-- DATA EXCERPTS follows --
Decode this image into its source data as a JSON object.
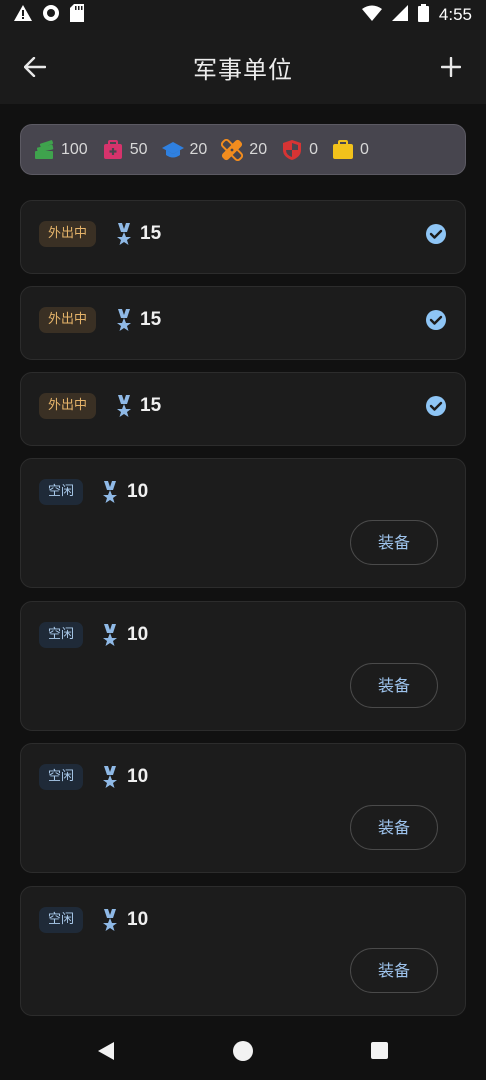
{
  "status_bar": {
    "time": "4:55",
    "icons": [
      "warning-icon",
      "record-icon",
      "sd-card-icon",
      "wifi-icon",
      "signal-icon",
      "battery-icon"
    ]
  },
  "app_bar": {
    "title": "军事单位",
    "back_icon": "arrow-left-icon",
    "add_icon": "plus-icon"
  },
  "resources": [
    {
      "icon": "money-icon",
      "value": "100",
      "color": "#3fa34d"
    },
    {
      "icon": "medkit-icon",
      "value": "50",
      "color": "#d6336c"
    },
    {
      "icon": "graduation-cap-icon",
      "value": "20",
      "color": "#2f80e0"
    },
    {
      "icon": "bandage-icon",
      "value": "20",
      "color": "#f28c1e"
    },
    {
      "icon": "shield-icon",
      "value": "0",
      "color": "#d63434"
    },
    {
      "icon": "briefcase-icon",
      "value": "0",
      "color": "#f2c21b"
    }
  ],
  "units": [
    {
      "status": "外出中",
      "level": "15",
      "selected": true
    },
    {
      "status": "外出中",
      "level": "15",
      "selected": true
    },
    {
      "status": "外出中",
      "level": "15",
      "selected": true
    },
    {
      "status": "空闲",
      "level": "10",
      "action": "装备"
    },
    {
      "status": "空闲",
      "level": "10",
      "action": "装备"
    },
    {
      "status": "空闲",
      "level": "10",
      "action": "装备"
    },
    {
      "status": "空闲",
      "level": "10",
      "action": "装备"
    }
  ],
  "colors": {
    "accent": "#9ec3ec",
    "out_badge_text": "#e6b46a",
    "check": "#8ec5f5"
  }
}
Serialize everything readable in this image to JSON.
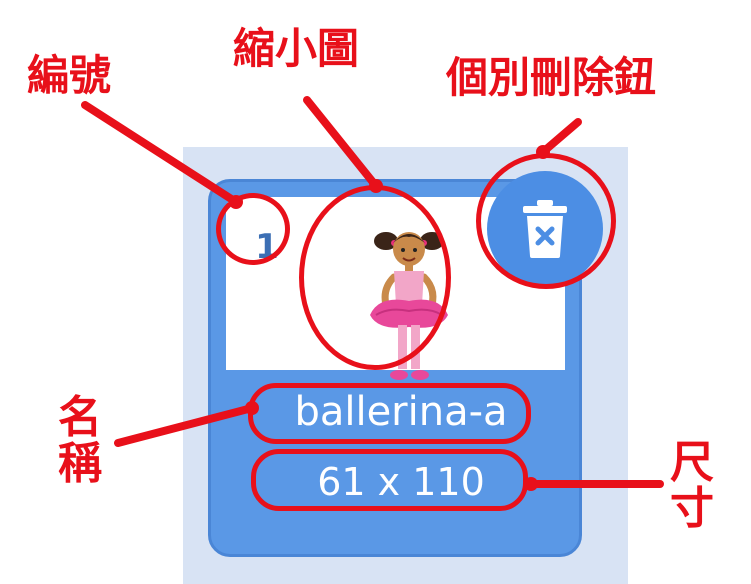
{
  "costume": {
    "number": "1",
    "name": "ballerina-a",
    "size": "61 x 110"
  },
  "annotations": {
    "number_label": "編號",
    "thumbnail_label": "縮小圖",
    "delete_label": "個別刪除鈕",
    "name_label": "名稱",
    "size_label": "尺寸"
  },
  "icons": {
    "delete": "trash-can-icon",
    "thumbnail": "ballerina-costume"
  },
  "colors": {
    "tile": "#5a98e6",
    "panel": "#d8e3f4",
    "annotation": "#e8101a",
    "number": "#3c6fb4"
  }
}
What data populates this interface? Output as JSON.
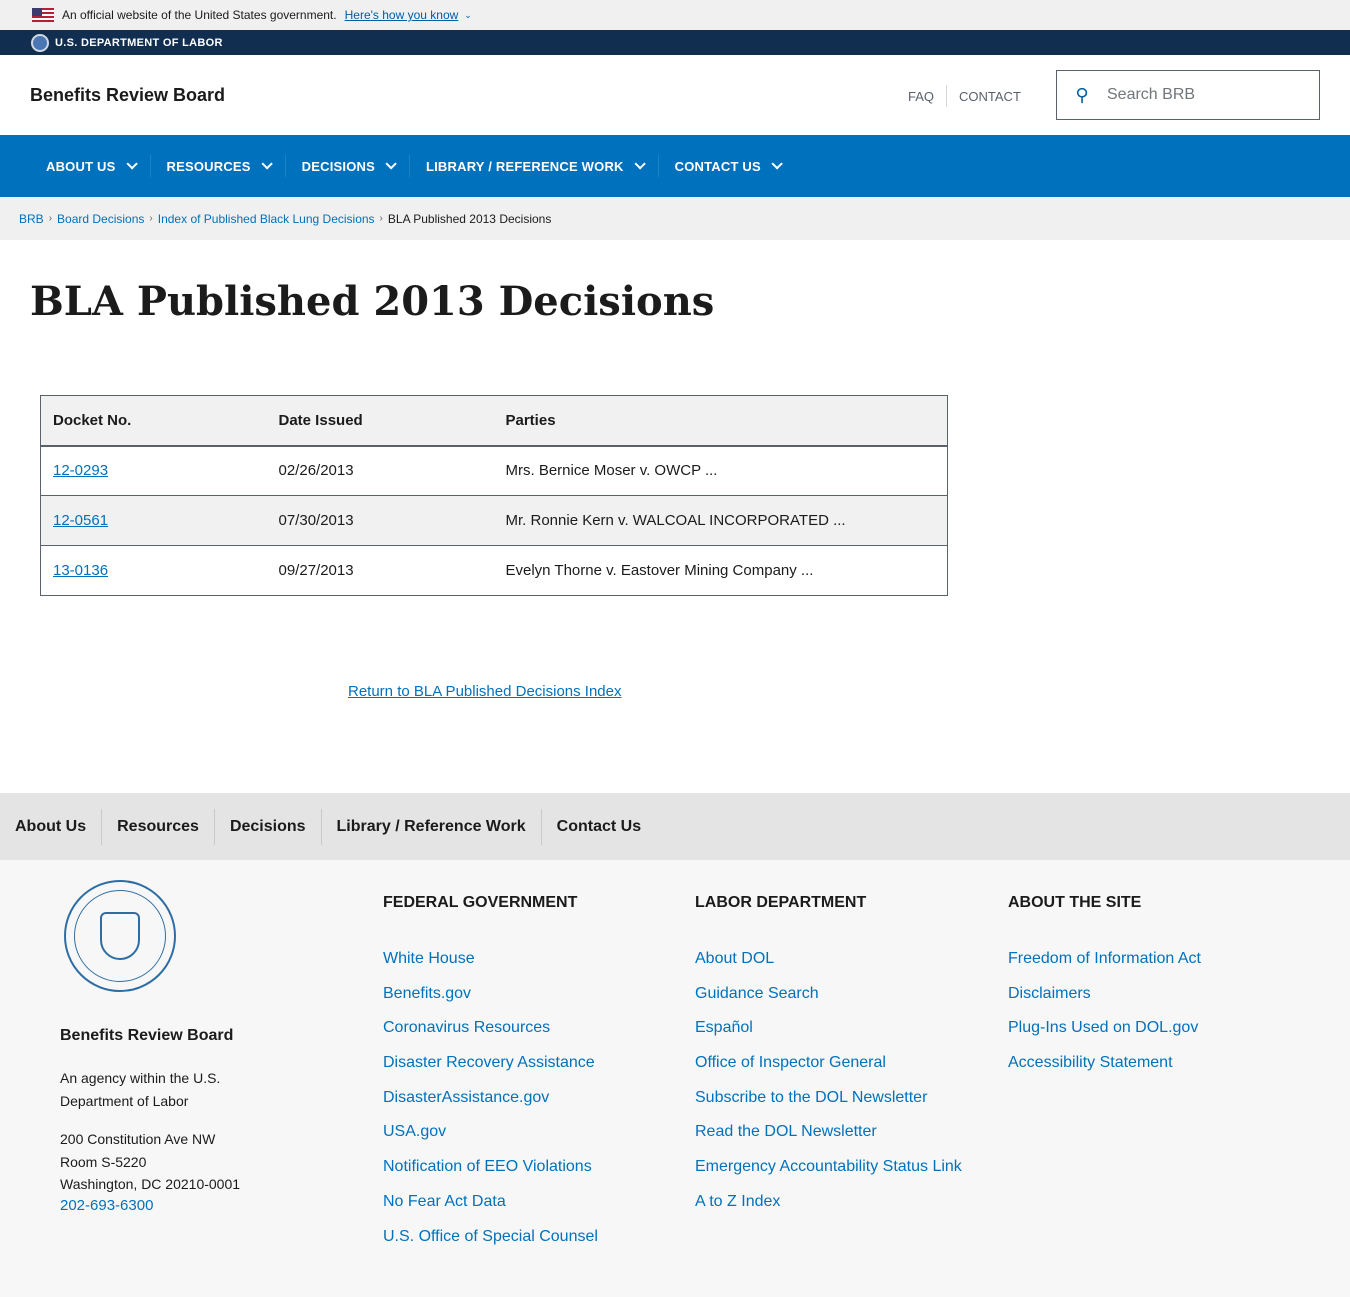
{
  "gov_banner": {
    "text": "An official website of the United States government.",
    "link": "Here's how you know"
  },
  "dol_bar": {
    "label": "U.S. DEPARTMENT OF LABOR"
  },
  "header": {
    "site_title": "Benefits Review Board",
    "faq": "FAQ",
    "contact": "CONTACT",
    "search_placeholder": "Search BRB"
  },
  "nav": [
    "ABOUT US",
    "RESOURCES",
    "DECISIONS",
    "LIBRARY / REFERENCE WORK",
    "CONTACT US"
  ],
  "breadcrumbs": [
    "BRB",
    "Board Decisions",
    "Index of Published Black Lung Decisions",
    "BLA Published 2013 Decisions"
  ],
  "page_title": "BLA Published 2013 Decisions",
  "table": {
    "headers": [
      "Docket No.",
      "Date Issued",
      "Parties"
    ],
    "rows": [
      [
        "12-0293",
        "02/26/2013",
        "Mrs. Bernice Moser v. OWCP ..."
      ],
      [
        "12-0561",
        "07/30/2013",
        "Mr. Ronnie Kern v. WALCOAL INCORPORATED ..."
      ],
      [
        "13-0136",
        "09/27/2013",
        "Evelyn Thorne v. Eastover Mining Company ..."
      ]
    ]
  },
  "return_link": "Return to BLA Published Decisions Index",
  "footer_nav": [
    "About Us",
    "Resources",
    "Decisions",
    "Library / Reference Work",
    "Contact Us"
  ],
  "footer": {
    "agency": "Benefits Review Board",
    "desc": "An agency within the U.S. Department of Labor",
    "address1": "200 Constitution Ave NW",
    "address2": "Room S-5220",
    "address3": "Washington, DC 20210-0001",
    "phone": "202-693-6300",
    "columns": [
      {
        "title": "Federal Government",
        "links": [
          "White House",
          "Benefits.gov",
          "Coronavirus Resources",
          "Disaster Recovery Assistance",
          "DisasterAssistance.gov",
          "USA.gov",
          "Notification of EEO Violations",
          "No Fear Act Data",
          "U.S. Office of Special Counsel"
        ]
      },
      {
        "title": "Labor Department",
        "links": [
          "About DOL",
          "Guidance Search",
          "Español",
          "Office of Inspector General",
          "Subscribe to the DOL Newsletter",
          "Read the DOL Newsletter",
          "Emergency Accountability Status Link",
          "A to Z Index"
        ]
      },
      {
        "title": "About the Site",
        "links": [
          "Freedom of Information Act",
          "Disclaimers",
          "Plug-Ins Used on DOL.gov",
          "Accessibility Statement"
        ]
      }
    ]
  },
  "colors": {
    "primary": "#0071bc",
    "dol_bar": "#112e51",
    "link": "#005ea2"
  }
}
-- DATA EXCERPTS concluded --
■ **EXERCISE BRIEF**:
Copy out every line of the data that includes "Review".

■ **YOUR SOLUTION**:
    "site_title": "Benefits Review Board",
    "agency": "Benefits Review Board",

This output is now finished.